◆ Task statement
A verbatim reproduction of the following listing is required; omit the pictures.

•••

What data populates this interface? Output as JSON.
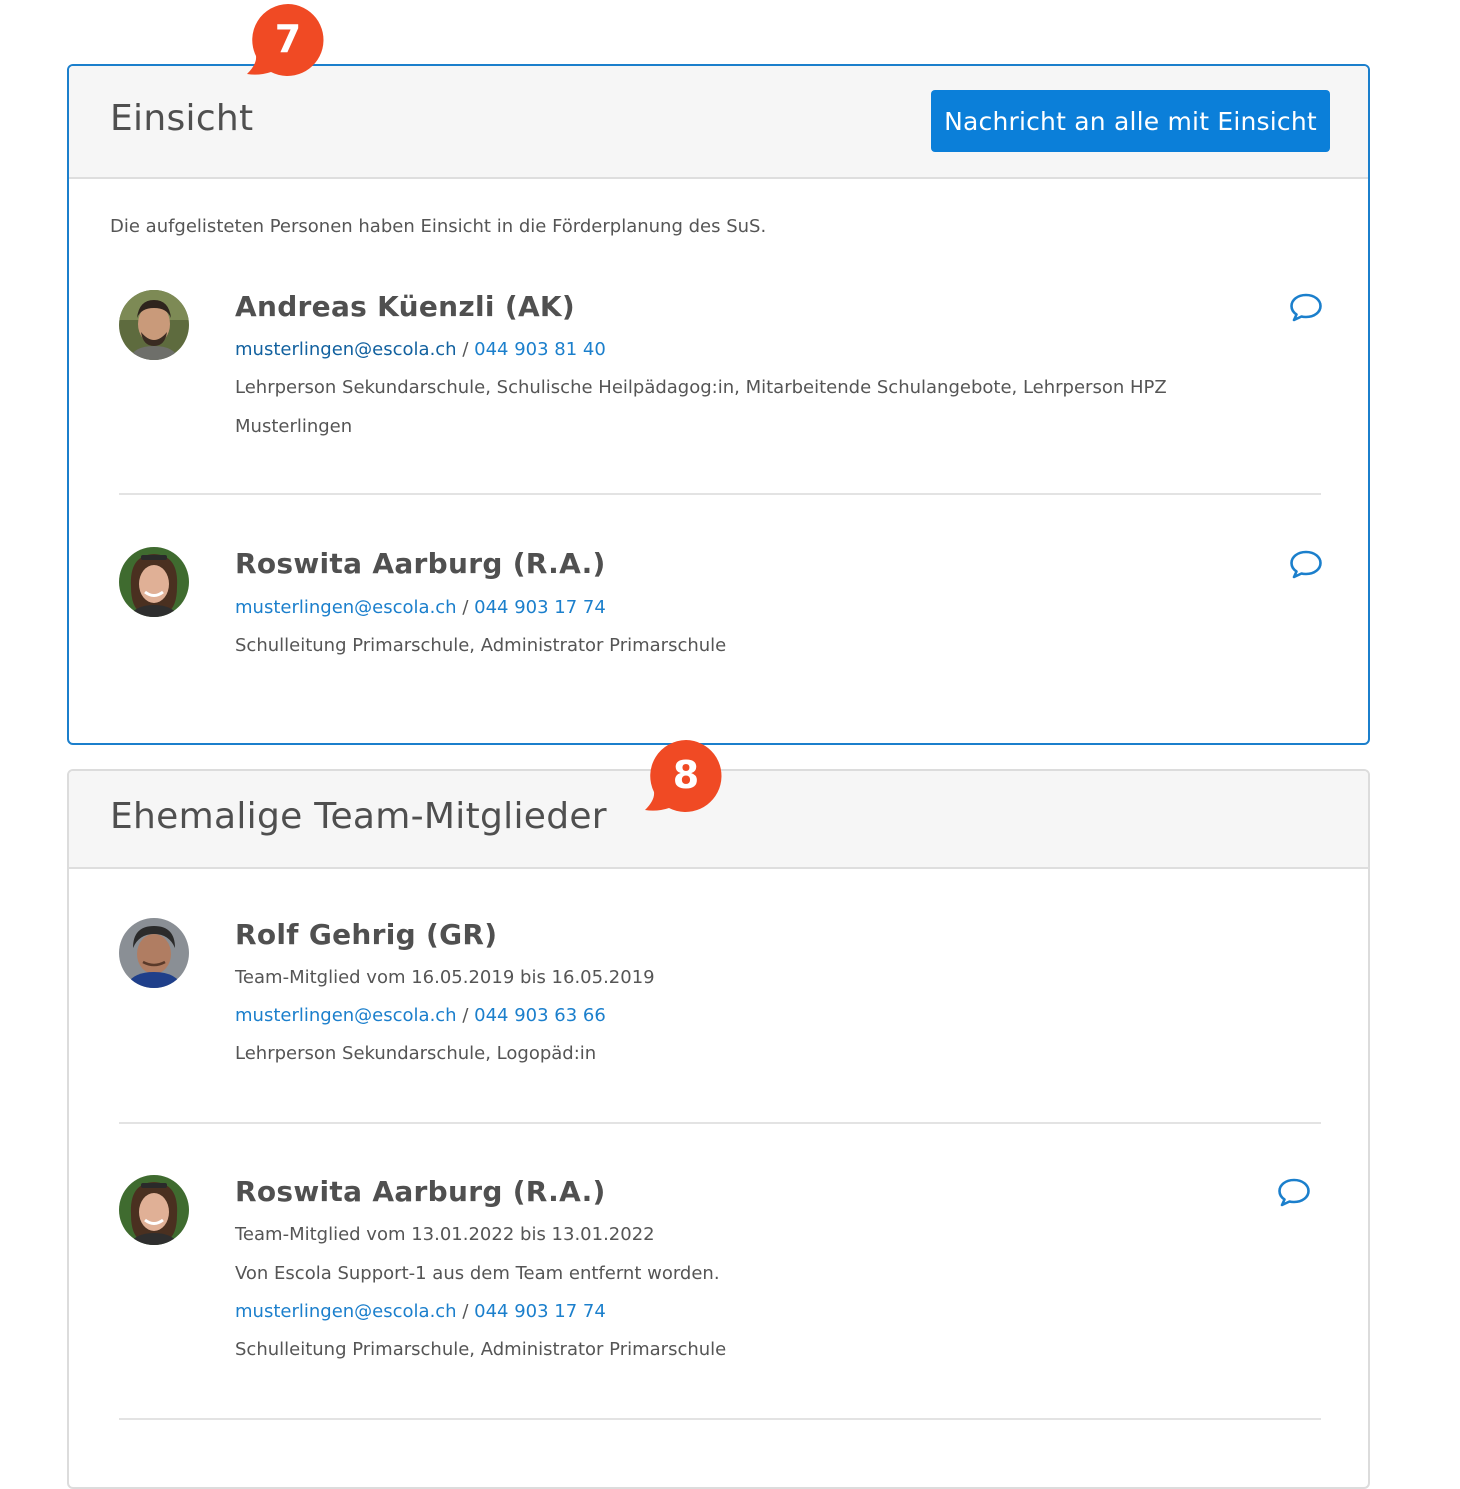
{
  "markers": {
    "einsicht": "7",
    "ehemalige": "8"
  },
  "einsicht": {
    "title": "Einsicht",
    "button_label": "Nachricht an alle mit Einsicht",
    "intro": "Die aufgelisteten Personen haben Einsicht in die Förderplanung des SuS.",
    "persons": [
      {
        "name": "Andreas Küenzli (AK)",
        "email": "musterlingen@escola.ch",
        "separator": "/",
        "phone": "044 903 81 40",
        "roles": "Lehrperson Sekundarschule, Schulische Heilpädagog:in, Mitarbeitende Schulangebote, Lehrperson HPZ Musterlingen"
      },
      {
        "name": "Roswita Aarburg (R.A.)",
        "email": "musterlingen@escola.ch",
        "separator": "/",
        "phone": "044 903 17 74",
        "roles": "Schulleitung Primarschule, Administrator Primarschule"
      }
    ]
  },
  "ehemalige": {
    "title": "Ehemalige Team-Mitglieder",
    "persons": [
      {
        "name": "Rolf Gehrig (GR)",
        "membership": "Team-Mitglied vom 16.05.2019 bis 16.05.2019",
        "email": "musterlingen@escola.ch",
        "separator": "/",
        "phone": "044 903 63 66",
        "roles": "Lehrperson Sekundarschule, Logopäd:in"
      },
      {
        "name": "Roswita Aarburg (R.A.)",
        "membership": "Team-Mitglied vom 13.01.2022 bis 13.01.2022",
        "removed_note": "Von Escola Support-1 aus dem Team entfernt worden.",
        "email": "musterlingen@escola.ch",
        "separator": "/",
        "phone": "044 903 17 74",
        "roles": "Schulleitung Primarschule, Administrator Primarschule"
      }
    ]
  },
  "colors": {
    "accent": "#0b7fd9",
    "link": "#1b7fcc",
    "marker": "#f04a24",
    "active_border": "#1b7fcc"
  },
  "icons": {
    "chat": "speech-bubble-icon",
    "marker": "annotation-marker"
  }
}
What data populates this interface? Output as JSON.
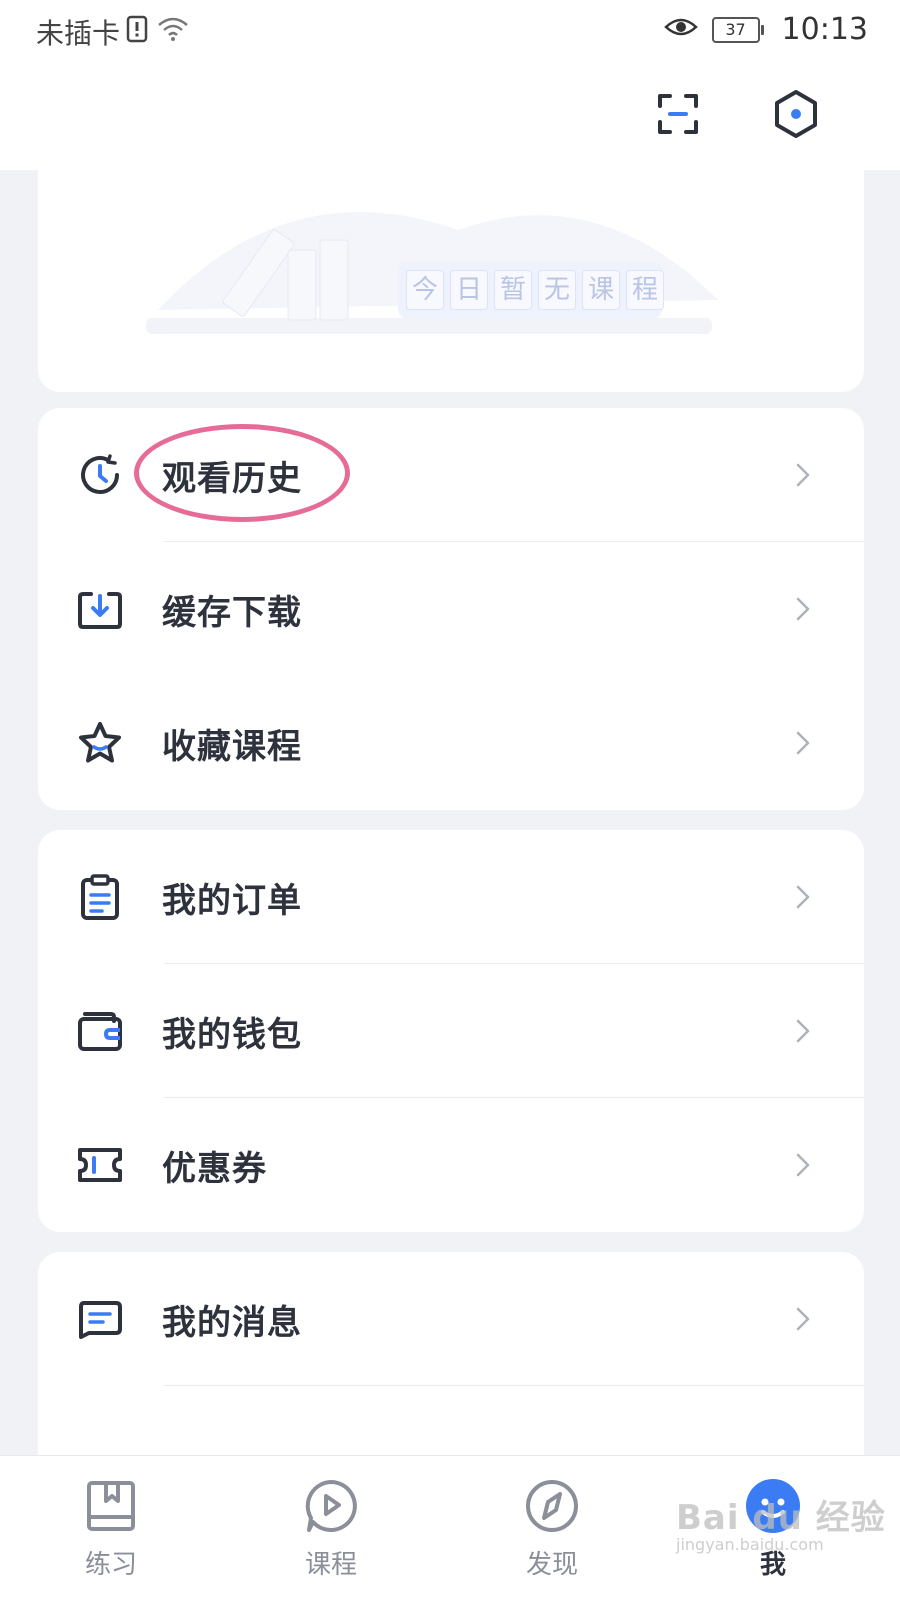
{
  "status_bar": {
    "carrier": "未插卡",
    "battery": "37",
    "time": "10:13"
  },
  "top_bar": {
    "scan_icon": "scan-icon",
    "settings_icon": "settings-hex-icon"
  },
  "course_card": {
    "empty_text": "今日暂无课程",
    "empty_chars": [
      "今",
      "日",
      "暂",
      "无",
      "课",
      "程"
    ]
  },
  "group1": [
    {
      "label": "观看历史",
      "icon": "history-clock-icon"
    },
    {
      "label": "缓存下载",
      "icon": "download-icon"
    },
    {
      "label": "收藏课程",
      "icon": "star-icon"
    }
  ],
  "group2": [
    {
      "label": "我的订单",
      "icon": "order-clipboard-icon"
    },
    {
      "label": "我的钱包",
      "icon": "wallet-icon"
    },
    {
      "label": "优惠券",
      "icon": "coupon-icon"
    }
  ],
  "group3": [
    {
      "label": "我的消息",
      "icon": "message-icon"
    }
  ],
  "tabs": [
    {
      "label": "练习",
      "icon": "practice-book-icon"
    },
    {
      "label": "课程",
      "icon": "course-play-icon"
    },
    {
      "label": "发现",
      "icon": "discover-compass-icon"
    },
    {
      "label": "我",
      "icon": "me-avatar-icon"
    }
  ],
  "watermark": {
    "logo": "Bai du 经验",
    "url": "jingyan.baidu.com"
  },
  "colors": {
    "accent": "#3b7cf5",
    "highlight": "#e66c97",
    "text": "#2e323d"
  }
}
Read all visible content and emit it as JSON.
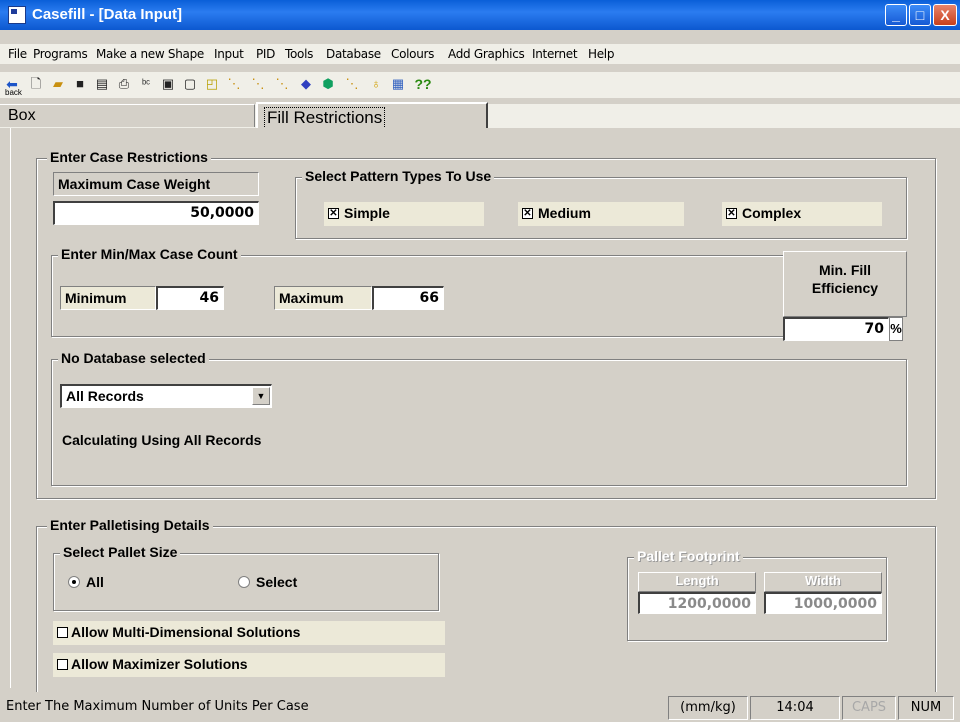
{
  "window": {
    "title": "Casefill - [Data Input]",
    "minimize": "_",
    "maximize": "□",
    "close": "X"
  },
  "menu": [
    "File",
    "Programs",
    "Make a new Shape",
    "Input",
    "PID",
    "Tools",
    "Database",
    "Colours",
    "Add Graphics",
    "Internet",
    "Help"
  ],
  "toolbar": {
    "back_label": "back",
    "icons": [
      "back-icon",
      "new-file-icon",
      "open-folder-icon",
      "save-icon",
      "calculator-icon",
      "print-icon",
      "spell-check-icon",
      "document-icon",
      "preview-icon",
      "shapes-icon",
      "pattern1-icon",
      "pattern2-icon",
      "pattern3-icon",
      "paint-icon",
      "cube-icon",
      "pattern4-icon",
      "bottle-icon",
      "calendar-icon",
      "help-icon"
    ],
    "help_label": "??"
  },
  "tabs": {
    "box": "Box",
    "fill": "Fill Restrictions"
  },
  "case_restrictions": {
    "title": "Enter Case Restrictions",
    "max_weight_label": "Maximum Case Weight",
    "max_weight_value": "50,0000",
    "pattern_title": "Select Pattern Types To Use",
    "patterns": [
      {
        "label": "Simple",
        "checked": true
      },
      {
        "label": "Medium",
        "checked": true
      },
      {
        "label": "Complex",
        "checked": true
      }
    ],
    "count_title": "Enter Min/Max Case Count",
    "min_label": "Minimum",
    "min_value": "46",
    "max_label": "Maximum",
    "max_value": "66",
    "efficiency_label_1": "Min. Fill",
    "efficiency_label_2": "Efficiency",
    "efficiency_value": "70",
    "efficiency_unit": "%",
    "db_title": "No Database selected",
    "db_select": "All Records",
    "db_status": "Calculating Using All Records"
  },
  "palletising": {
    "title": "Enter Palletising Details",
    "pallet_size_title": "Select Pallet Size",
    "radio_all": "All",
    "radio_select": "Select",
    "selected": "All",
    "multi_dim": "Allow Multi-Dimensional Solutions",
    "maximizer": "Allow Maximizer Solutions",
    "footprint_title": "Pallet Footprint",
    "length_label": "Length",
    "length_value": "1200,0000",
    "width_label": "Width",
    "width_value": "1000,0000"
  },
  "status": {
    "message": "Enter The Maximum Number of Units Per Case",
    "units": "(mm/kg)",
    "time": "14:04",
    "caps": "CAPS",
    "num": "NUM"
  }
}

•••

◆ Final answer
What data populates this interface? Output as JSON.
{
  "markers": {
    "einsicht": "7",
    "ehemalige": "8"
  },
  "einsicht": {
    "title": "Einsicht",
    "button_label": "Nachricht an alle mit Einsicht",
    "intro": "Die aufgelisteten Personen haben Einsicht in die Förderplanung des SuS.",
    "persons": [
      {
        "name": "Andreas Küenzli (AK)",
        "email": "musterlingen@escola.ch",
        "separator": "/",
        "phone": "044 903 81 40",
        "roles": "Lehrperson Sekundarschule, Schulische Heilpädagog:in, Mitarbeitende Schulangebote, Lehrperson HPZ Musterlingen"
      },
      {
        "name": "Roswita Aarburg (R.A.)",
        "email": "musterlingen@escola.ch",
        "separator": "/",
        "phone": "044 903 17 74",
        "roles": "Schulleitung Primarschule, Administrator Primarschule"
      }
    ]
  },
  "ehemalige": {
    "title": "Ehemalige Team-Mitglieder",
    "persons": [
      {
        "name": "Rolf Gehrig (GR)",
        "membership": "Team-Mitglied vom 16.05.2019 bis 16.05.2019",
        "email": "musterlingen@escola.ch",
        "separator": "/",
        "phone": "044 903 63 66",
        "roles": "Lehrperson Sekundarschule, Logopäd:in"
      },
      {
        "name": "Roswita Aarburg (R.A.)",
        "membership": "Team-Mitglied vom 13.01.2022 bis 13.01.2022",
        "removed_note": "Von Escola Support-1 aus dem Team entfernt worden.",
        "email": "musterlingen@escola.ch",
        "separator": "/",
        "phone": "044 903 17 74",
        "roles": "Schulleitung Primarschule, Administrator Primarschule"
      }
    ]
  },
  "colors": {
    "accent": "#0b7fd9",
    "link": "#1b7fcc",
    "marker": "#f04a24",
    "active_border": "#1b7fcc"
  },
  "icons": {
    "chat": "speech-bubble-icon",
    "marker": "annotation-marker"
  }
}
What data populates this interface? Output as JSON.
{
  "status_bar": {
    "carrier": "未插卡",
    "battery": "37",
    "time": "10:13"
  },
  "top_bar": {
    "scan_icon": "scan-icon",
    "settings_icon": "settings-hex-icon"
  },
  "course_card": {
    "empty_text": "今日暂无课程",
    "empty_chars": [
      "今",
      "日",
      "暂",
      "无",
      "课",
      "程"
    ]
  },
  "group1": [
    {
      "label": "观看历史",
      "icon": "history-clock-icon"
    },
    {
      "label": "缓存下载",
      "icon": "download-icon"
    },
    {
      "label": "收藏课程",
      "icon": "star-icon"
    }
  ],
  "group2": [
    {
      "label": "我的订单",
      "icon": "order-clipboard-icon"
    },
    {
      "label": "我的钱包",
      "icon": "wallet-icon"
    },
    {
      "label": "优惠券",
      "icon": "coupon-icon"
    }
  ],
  "group3": [
    {
      "label": "我的消息",
      "icon": "message-icon"
    }
  ],
  "tabs": [
    {
      "label": "练习",
      "icon": "practice-book-icon"
    },
    {
      "label": "课程",
      "icon": "course-play-icon"
    },
    {
      "label": "发现",
      "icon": "discover-compass-icon"
    },
    {
      "label": "我",
      "icon": "me-avatar-icon"
    }
  ],
  "watermark": {
    "logo": "Bai du 经验",
    "url": "jingyan.baidu.com"
  },
  "colors": {
    "accent": "#3b7cf5",
    "highlight": "#e66c97",
    "text": "#2e323d"
  }
}
Read all visible content and emit it as JSON.
{
  "window": {
    "title": "Casefill - [Data Input]",
    "minimize": "_",
    "maximize": "□",
    "close": "X"
  },
  "menu": [
    "File",
    "Programs",
    "Make a new Shape",
    "Input",
    "PID",
    "Tools",
    "Database",
    "Colours",
    "Add Graphics",
    "Internet",
    "Help"
  ],
  "toolbar": {
    "back_label": "back",
    "icons": [
      "back-icon",
      "new-file-icon",
      "open-folder-icon",
      "save-icon",
      "calculator-icon",
      "print-icon",
      "spell-check-icon",
      "document-icon",
      "preview-icon",
      "shapes-icon",
      "pattern1-icon",
      "pattern2-icon",
      "pattern3-icon",
      "paint-icon",
      "cube-icon",
      "pattern4-icon",
      "bottle-icon",
      "calendar-icon",
      "help-icon"
    ],
    "help_label": "??"
  },
  "tabs": {
    "box": "Box",
    "fill": "Fill Restrictions"
  },
  "case_restrictions": {
    "title": "Enter Case Restrictions",
    "max_weight_label": "Maximum Case Weight",
    "max_weight_value": "50,0000",
    "pattern_title": "Select Pattern Types To Use",
    "patterns": [
      {
        "label": "Simple",
        "checked": true
      },
      {
        "label": "Medium",
        "checked": true
      },
      {
        "label": "Complex",
        "checked": true
      }
    ],
    "count_title": "Enter Min/Max Case Count",
    "min_label": "Minimum",
    "min_value": "46",
    "max_label": "Maximum",
    "max_value": "66",
    "efficiency_label_1": "Min. Fill",
    "efficiency_label_2": "Efficiency",
    "efficiency_value": "70",
    "efficiency_unit": "%",
    "db_title": "No Database selected",
    "db_select": "All Records",
    "db_status": "Calculating Using All Records"
  },
  "palletising": {
    "title": "Enter Palletising Details",
    "pallet_size_title": "Select Pallet Size",
    "radio_all": "All",
    "radio_select": "Select",
    "selected": "All",
    "multi_dim": "Allow Multi-Dimensional Solutions",
    "maximizer": "Allow Maximizer Solutions",
    "footprint_title": "Pallet Footprint",
    "length_label": "Length",
    "length_value": "1200,0000",
    "width_label": "Width",
    "width_value": "1000,0000"
  },
  "status": {
    "message": "Enter The Maximum Number of Units Per Case",
    "units": "(mm/kg)",
    "time": "14:04",
    "caps": "CAPS",
    "num": "NUM"
  }
}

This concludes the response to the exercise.